  55. The response JRD may have multiple entries with the same relation URI. The *rel* method will select the first one, since order is meant to imply priority. If you need to see all of the values, you'll have to iterate over the *links* property and pull them out yourself.
  56. ::
  57. >>> rel = ''
  58. >>> [l.get('href') for l in rel.links if l.get('rel') == rel]
  59. If *attr* is None, the full dict for the link will be returned.
  60. Relation Properties
  61. -------------------
  62. The following common link relation types are supported as properties of the response object:
  63. * activity_streams:
  64. * avatar:
  65. * hcard:
  66. * open_id:
  67. * opensocial:
  68. * portable_contacts:
  69. * profile:
  70. * webfist:
  71. * xfn:
  72. Example::
  73. >>> wf.avatar
  75. .. _unofficial endpoints:
  76. Unofficial Endpoints
  77. ====================

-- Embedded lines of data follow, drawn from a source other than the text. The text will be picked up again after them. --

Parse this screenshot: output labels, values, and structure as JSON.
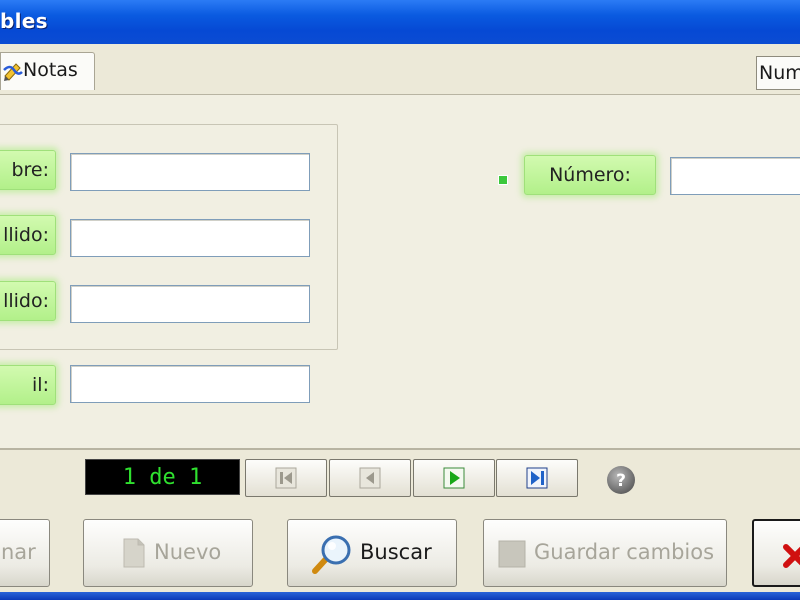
{
  "window": {
    "title": "bles"
  },
  "tabs": [
    {
      "label": "Notas",
      "icon": "notes-icon"
    },
    {
      "label": "Num"
    }
  ],
  "form": {
    "fields_left": [
      {
        "label": "bre:",
        "value": ""
      },
      {
        "label": "llido:",
        "value": ""
      },
      {
        "label": "llido:",
        "value": ""
      },
      {
        "label": "il:",
        "value": ""
      }
    ],
    "field_right": {
      "label": "Número:",
      "value": ""
    }
  },
  "navigator": {
    "counter": "1 de 1",
    "buttons": [
      "first-record-icon",
      "previous-record-icon",
      "next-record-icon",
      "last-record-icon"
    ],
    "help_icon": "help-icon"
  },
  "actions": {
    "delete_label": "nar",
    "new_label": "Nuevo",
    "search_label": "Buscar",
    "save_label": "Guardar cambios",
    "close_icon": "close-icon"
  },
  "colors": {
    "titlebar": "#0a5ae0",
    "label_green": "#b8f290",
    "counter_text": "#2fe02f",
    "play_green": "#18a818",
    "nav_blue": "#1f62c8",
    "close_red": "#d01010"
  }
}
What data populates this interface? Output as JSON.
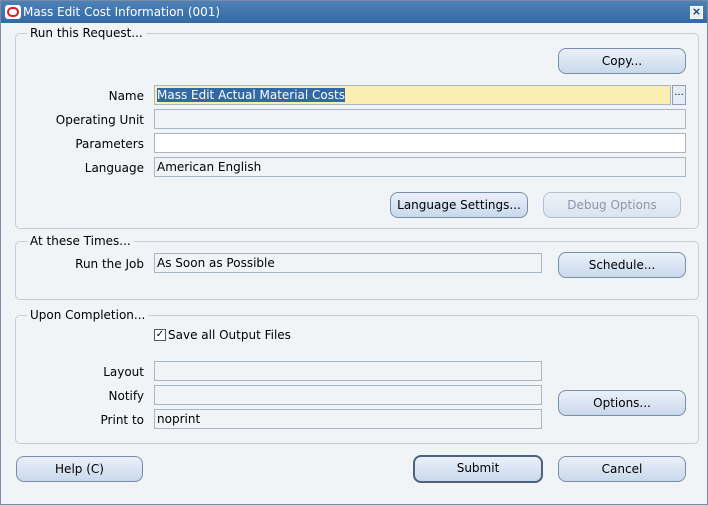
{
  "window": {
    "title": "Mass Edit Cost Information (001)",
    "close_glyph": "×"
  },
  "run_request": {
    "group_title": "Run this Request...",
    "copy_label": "Copy...",
    "name_label": "Name",
    "name_value": "Mass Edit Actual Material Costs",
    "lov_glyph": "...",
    "operating_unit_label": "Operating Unit",
    "operating_unit_value": "",
    "parameters_label": "Parameters",
    "parameters_value": "",
    "language_label": "Language",
    "language_value": "American English",
    "language_settings_label": "Language Settings...",
    "debug_options_label": "Debug Options"
  },
  "at_times": {
    "group_title": "At these Times...",
    "run_job_label": "Run the Job",
    "run_job_value": "As Soon as Possible",
    "schedule_label": "Schedule..."
  },
  "upon_completion": {
    "group_title": "Upon Completion...",
    "save_output_label": "Save all Output Files",
    "save_output_checked": true,
    "check_glyph": "✓",
    "layout_label": "Layout",
    "layout_value": "",
    "notify_label": "Notify",
    "notify_value": "",
    "print_to_label": "Print to",
    "print_to_value": "noprint",
    "options_label": "Options..."
  },
  "footer": {
    "help_label": "Help (C)",
    "submit_label": "Submit",
    "cancel_label": "Cancel"
  },
  "colors": {
    "title_bar": "#336aa4",
    "required_field": "#fbeeb0",
    "selection": "#3168a6"
  }
}
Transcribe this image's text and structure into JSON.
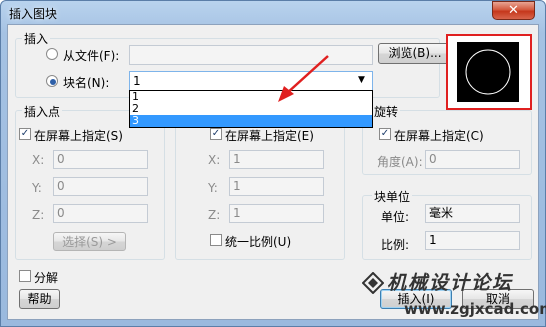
{
  "window": {
    "title": "插入图块",
    "close_glyph": "✕"
  },
  "insert_group": {
    "label": "插入",
    "from_file_label": "从文件(F):",
    "from_file_value": "",
    "browse_button": "浏览(B)...",
    "block_name_label": "块名(N):",
    "block_name_value": "1",
    "dropdown_options": [
      "1",
      "2",
      "3"
    ],
    "dropdown_selected": "3"
  },
  "insertion_point": {
    "label": "插入点",
    "specify_on_screen": "在屏幕上指定(S)",
    "x_label": "X:",
    "x_value": "0",
    "y_label": "Y:",
    "y_value": "0",
    "z_label": "Z:",
    "z_value": "0",
    "pick_button": "选择(S) >"
  },
  "scale": {
    "specify_on_screen": "在屏幕上指定(E)",
    "x_label": "X:",
    "x_value": "1",
    "y_label": "Y:",
    "y_value": "1",
    "z_label": "Z:",
    "z_value": "1",
    "uniform_scale": "统一比例(U)"
  },
  "rotation": {
    "label": "旋转",
    "specify_on_screen": "在屏幕上指定(C)",
    "angle_label": "角度(A):",
    "angle_value": "0"
  },
  "block_unit": {
    "label": "块单位",
    "unit_label": "单位:",
    "unit_value": "毫米",
    "ratio_label": "比例:",
    "ratio_value": "1"
  },
  "explode_label": "分解",
  "help_button": "帮助",
  "insert_button": "插入(I)",
  "cancel_button": "取消",
  "watermark": {
    "text": "机械设计论坛",
    "url": "www.zgjxcad.com"
  },
  "colors": {
    "annotation_red": "#e02020",
    "accent_blue": "#3399ff"
  }
}
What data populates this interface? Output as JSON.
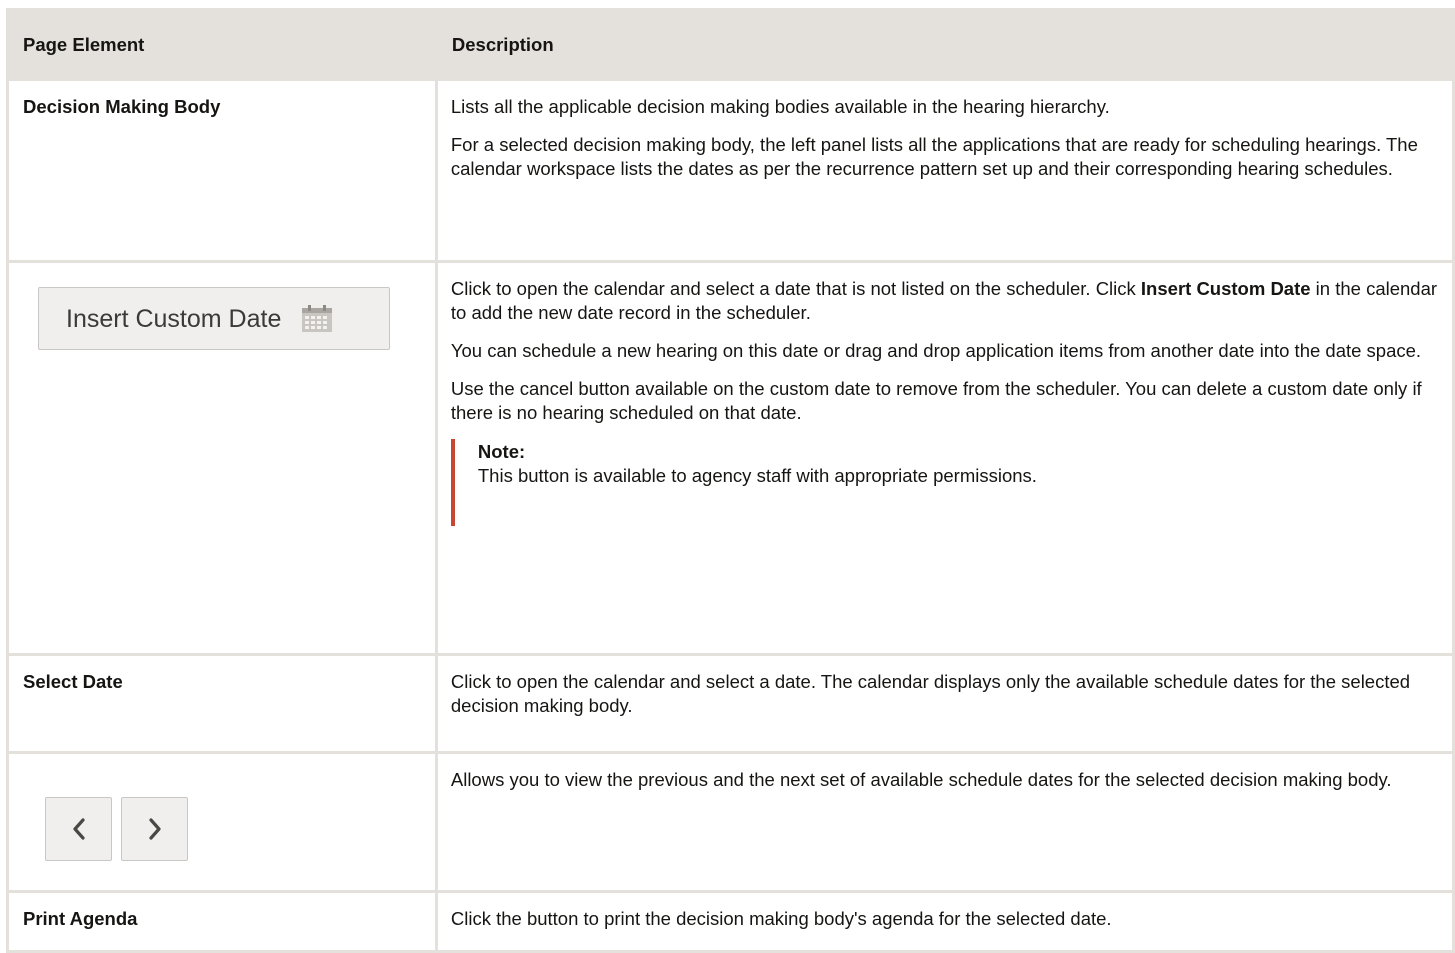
{
  "table": {
    "headers": [
      "Page Element",
      "Description"
    ],
    "rows": [
      {
        "element": "Decision Making Body",
        "paragraphs": [
          "Lists all the applicable decision making bodies available in the hearing hierarchy.",
          "For a selected decision making body, the left panel lists all the applications that are ready for scheduling hearings. The calendar workspace lists the dates as per the recurrence pattern set up and their corresponding hearing schedules."
        ]
      },
      {
        "element_button": "Insert Custom Date",
        "element_icon": "calendar-icon",
        "p1_before": "Click to open the calendar and select a date that is not listed on the scheduler. Click ",
        "p1_bold": "Insert Custom Date",
        "p1_after": " in the calendar to add the new date record in the scheduler.",
        "paragraphs": [
          "You can schedule a new hearing on this date or drag and drop application items from another date into the date space.",
          "Use the cancel button available on the custom date to remove from the scheduler. You can delete a custom date only if there is no hearing scheduled on that date."
        ],
        "note_title": "Note:",
        "note_text": "This button is available to agency staff with appropriate permissions."
      },
      {
        "element": "Select Date",
        "paragraphs": [
          "Click to open the calendar and select a date. The calendar displays only the available schedule dates for the selected decision making body."
        ]
      },
      {
        "element_icons": [
          "chevron-left-icon",
          "chevron-right-icon"
        ],
        "paragraphs": [
          "Allows you to view the previous and the next set of available schedule dates for the selected decision making body."
        ]
      },
      {
        "element": "Print Agenda",
        "paragraphs": [
          "Click the button to print the decision making body's agenda for the selected date."
        ]
      }
    ]
  },
  "colors": {
    "border": "#e4e1dc",
    "note_accent": "#c74634",
    "button_bg": "#f0efed"
  }
}
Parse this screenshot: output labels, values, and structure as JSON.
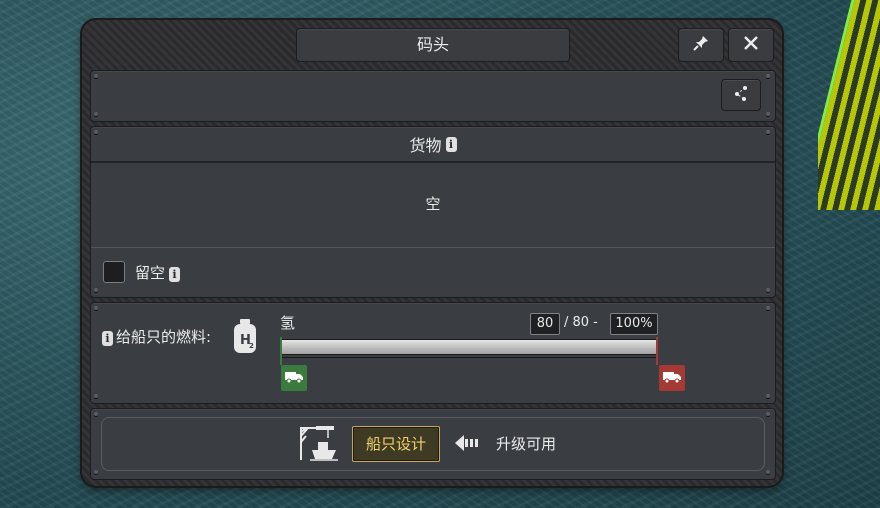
{
  "window": {
    "title": "码头"
  },
  "cargo": {
    "header": "货物",
    "empty_text": "空"
  },
  "keep_empty": {
    "label": "留空"
  },
  "fuel": {
    "label": "给船只的燃料:",
    "fuel_name": "氢",
    "current": "80",
    "separator": "/ 80 -",
    "percent": "100%",
    "fill_fraction": 1.0
  },
  "footer": {
    "design_button": "船只设计",
    "upgrade_text": "升级可用"
  },
  "icons": {
    "pin": "pin-icon",
    "close": "close-icon",
    "network": "network-icon",
    "info": "info-icon",
    "hydrogen_tank": "hydrogen-tank-icon",
    "truck_green": "truck-icon",
    "truck_red": "truck-icon",
    "shipyard": "shipyard-icon",
    "arrow_left": "arrow-left-icon"
  },
  "colors": {
    "green_marker": "#3c7b3f",
    "red_marker": "#a33a34",
    "gold": "#f2d36a"
  }
}
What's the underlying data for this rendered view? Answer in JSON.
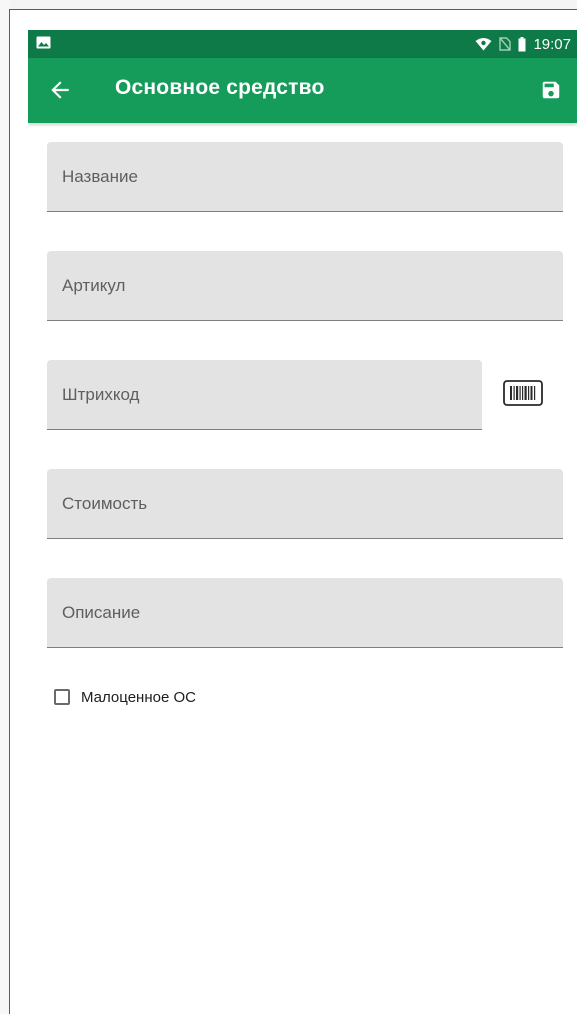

  78. While Facebook and Twitter do not officially support WebFinger, the `webfinger-unofficial project <>`_ provides a proxy for basic subject information. By default, python-webfinger will attempt to use the unofficial endpoints for and resource domains. This behavior can be disabled by passing *True* to the *official* parameter::
  79. >>> wf = finger('', official=True)
  80. Dependencies
  81. ============
  82. * `requests <>`_
  83. License
  84. =======
  85. python-webfinger is distributed under the `BSD license <>`_.
  86. See LICENSE for the full terms.